[Opening Material for this task section]
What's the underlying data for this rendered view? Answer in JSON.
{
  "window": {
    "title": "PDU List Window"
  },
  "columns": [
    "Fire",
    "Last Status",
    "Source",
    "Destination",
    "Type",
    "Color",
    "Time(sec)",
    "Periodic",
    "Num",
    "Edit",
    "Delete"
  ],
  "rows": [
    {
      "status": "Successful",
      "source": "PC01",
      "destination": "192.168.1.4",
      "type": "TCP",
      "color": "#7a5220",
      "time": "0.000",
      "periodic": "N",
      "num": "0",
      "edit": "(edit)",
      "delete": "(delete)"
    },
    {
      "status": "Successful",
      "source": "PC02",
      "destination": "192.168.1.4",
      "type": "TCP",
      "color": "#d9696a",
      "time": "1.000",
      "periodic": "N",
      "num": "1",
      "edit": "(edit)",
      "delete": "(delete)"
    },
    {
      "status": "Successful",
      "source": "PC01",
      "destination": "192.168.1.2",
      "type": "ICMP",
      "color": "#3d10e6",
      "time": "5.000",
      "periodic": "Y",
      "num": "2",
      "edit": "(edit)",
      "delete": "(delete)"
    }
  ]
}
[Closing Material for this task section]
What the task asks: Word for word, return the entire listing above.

Solution to the exercise:
What's the underlying data for this rendered view? Answer in JSON.
{
  "window": {
    "title": "PDU List Window"
  },
  "columns": [
    "Fire",
    "Last Status",
    "Source",
    "Destination",
    "Type",
    "Color",
    "Time(sec)",
    "Periodic",
    "Num",
    "Edit",
    "Delete"
  ],
  "rows": [
    {
      "status": "Successful",
      "source": "PC01",
      "destination": "192.168.1.4",
      "type": "TCP",
      "color": "#7a5220",
      "time": "0.000",
      "periodic": "N",
      "num": "0",
      "edit": "(edit)",
      "delete": "(delete)"
    },
    {
      "status": "Successful",
      "source": "PC02",
      "destination": "192.168.1.4",
      "type": "TCP",
      "color": "#d9696a",
      "time": "1.000",
      "periodic": "N",
      "num": "1",
      "edit": "(edit)",
      "delete": "(delete)"
    },
    {
      "status": "Successful",
      "source": "PC01",
      "destination": "192.168.1.2",
      "type": "ICMP",
      "color": "#3d10e6",
      "time": "5.000",
      "periodic": "Y",
      "num": "2",
      "edit": "(edit)",
      "delete": "(delete)"
    }
  ]
}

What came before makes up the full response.